With the unemployment rate at a low 3.7% and the skills shortage severe, corporations need to get creative about finding talented job candidates. IBM is among the technology giants testing new methods involving artificial intelligence to overcome the labor market challenges. AI has been applied to the job application process directly as a method to prevent human bias in hiring decisions. Now more companies are using AI assessment tools to reverse-engineer job roles and find candidates often overlooked by recruiters. IBM introduced its SkillsBuild platform in France in May 2019 with the goal of identifying job skills and employment opportunities for members of disadvantaged communities.
In this study, we present a machine learning approach to infer the worker and student mobility flows on daily basis from static censuses. The rapid urbanization has made the estimation of the human mobility flows a critical task for transportation and urban planners. The primary objective of this paper is to complete individuals' census data with working and studying trips, allowing its merging with other mobility data to better estimate the complete origin-destination matrices. Worker and student mobility flows are among the most weekly regular displacements and consequently generate road congestion problems. Estimating their round-trips eases the decision-making processes for local authorities. Worker and student censuses often contain home location, work places and educational institutions. We thus propose a neural network model that learns the temporal distribution of displacements from other mobility sources and tries to predict them on new censuses data.

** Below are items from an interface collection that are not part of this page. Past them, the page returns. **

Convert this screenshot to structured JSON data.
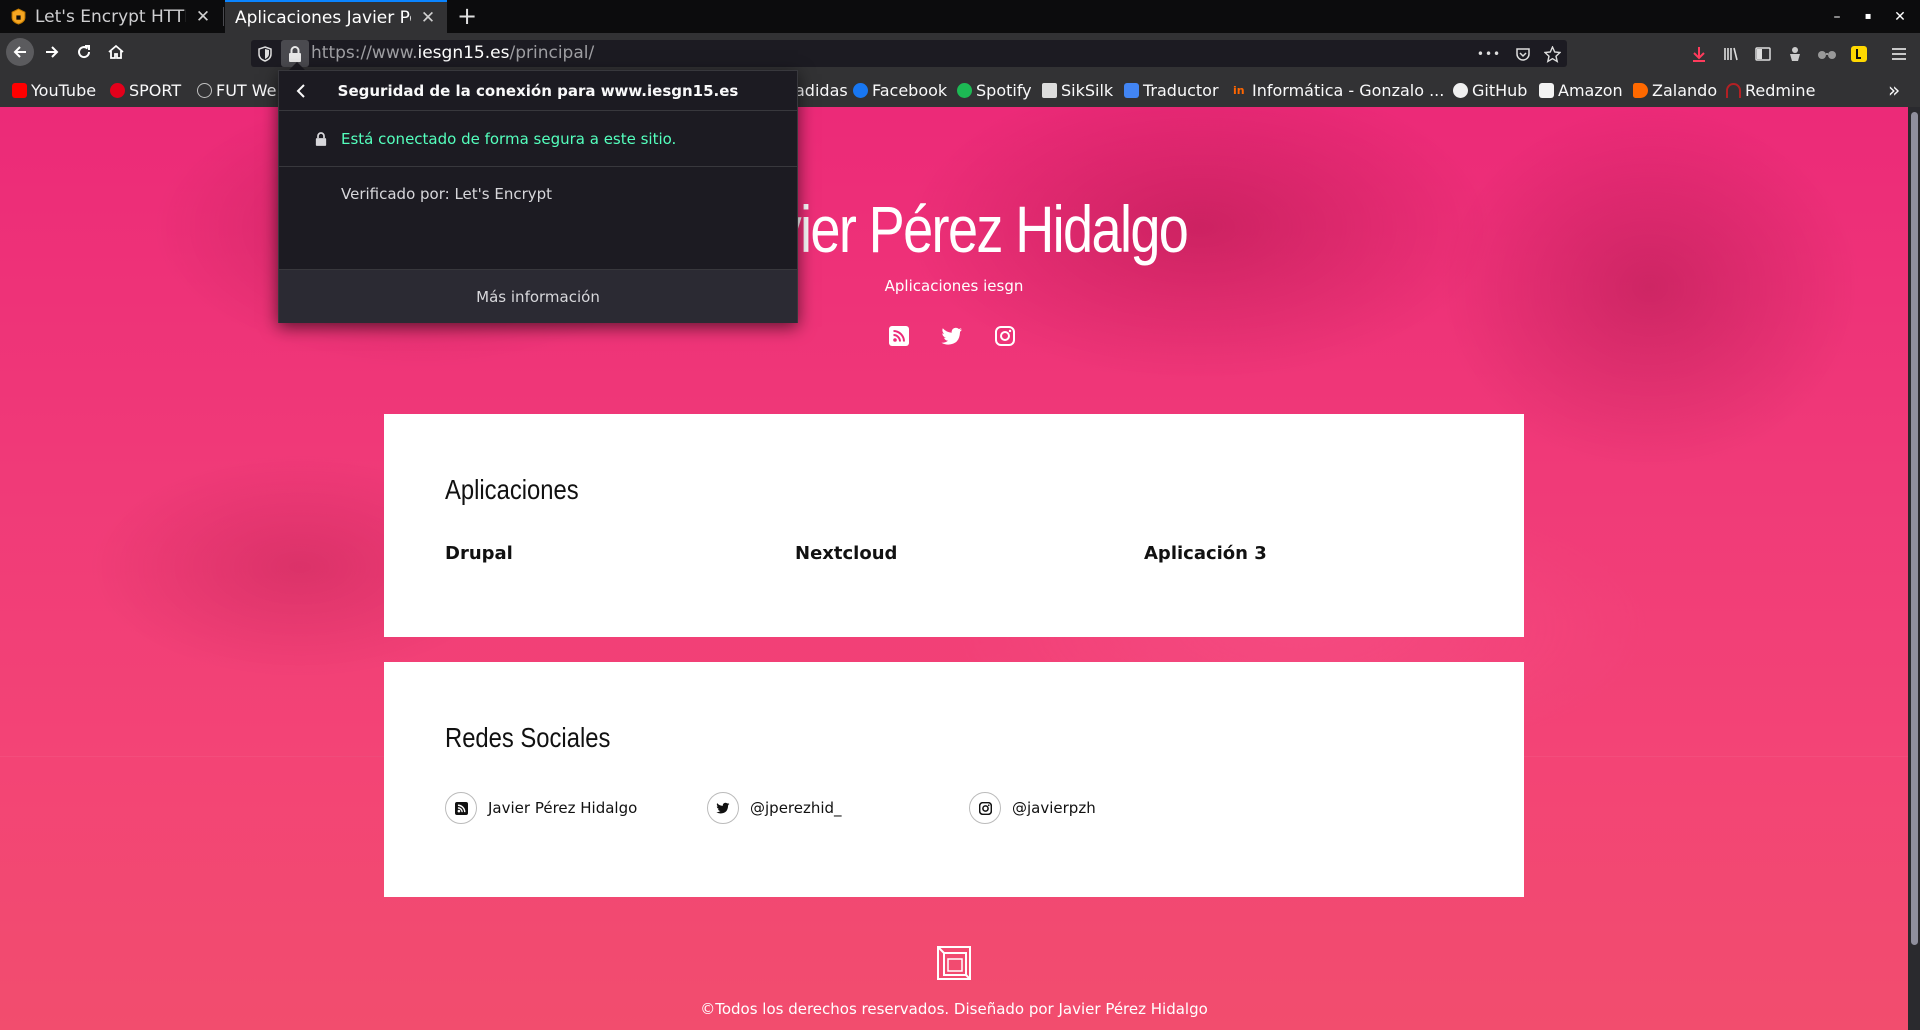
{
  "browser": {
    "tabs": [
      {
        "title": "Let's Encrypt HTTPS",
        "close": "✕"
      },
      {
        "title": "Aplicaciones Javier Pérez",
        "close": "✕"
      }
    ],
    "new_tab": "+",
    "window_controls": {
      "minimize": "–",
      "maximize": "▪",
      "close": "✕"
    },
    "url": {
      "prefix": "https://www.",
      "host": "iesgn15.es",
      "path": "/principal/"
    },
    "page_actions": "•••",
    "bookmarks": [
      {
        "label": "YouTube",
        "color": "#ff0000"
      },
      {
        "label": "SPORT",
        "color": "#e3001b"
      },
      {
        "label": "FUT We",
        "color": "#c0c0c0"
      },
      {
        "label": "adidas",
        "color": "#323234"
      },
      {
        "label": "Facebook",
        "color": "#1877f2"
      },
      {
        "label": "Spotify",
        "color": "#1db954"
      },
      {
        "label": "SikSilk",
        "color": "#dddddd"
      },
      {
        "label": "Traductor",
        "color": "#4285f4"
      },
      {
        "label": "Informática - Gonzalo ...",
        "color": "#ff6600"
      },
      {
        "label": "GitHub",
        "color": "#f0f0f0"
      },
      {
        "label": "Amazon",
        "color": "#f3f3f3"
      },
      {
        "label": "Zalando",
        "color": "#ff6900"
      },
      {
        "label": "Redmine",
        "color": "#b32024"
      }
    ],
    "bookmarks_overflow": "»"
  },
  "popup": {
    "title": "Seguridad de la conexión para www.iesgn15.es",
    "secure_text": "Está conectado de forma segura a este sitio.",
    "verified_by": "Verificado por: Let's Encrypt",
    "more_info": "Más información"
  },
  "site": {
    "title": "Javier Pérez Hidalgo",
    "subtitle": "Aplicaciones iesgn",
    "apps_section": {
      "title": "Aplicaciones",
      "items": [
        "Drupal",
        "Nextcloud",
        "Aplicación 3"
      ]
    },
    "social_section": {
      "title": "Redes Sociales",
      "items": [
        {
          "icon": "rss-icon",
          "label": "Javier Pérez Hidalgo"
        },
        {
          "icon": "twitter-icon",
          "label": "@jperezhid_"
        },
        {
          "icon": "instagram-icon",
          "label": "@javierpzh"
        }
      ]
    },
    "footer": "©Todos los derechos reservados. Diseñado por Javier Pérez Hidalgo"
  },
  "colors": {
    "accent": "#0a84ff",
    "secure_green": "#54ffbd",
    "hero_pink": "#ec2a78"
  }
}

The inclusion of multi-task learning in our neural network results in a significant error rate control in comparison to single task learning.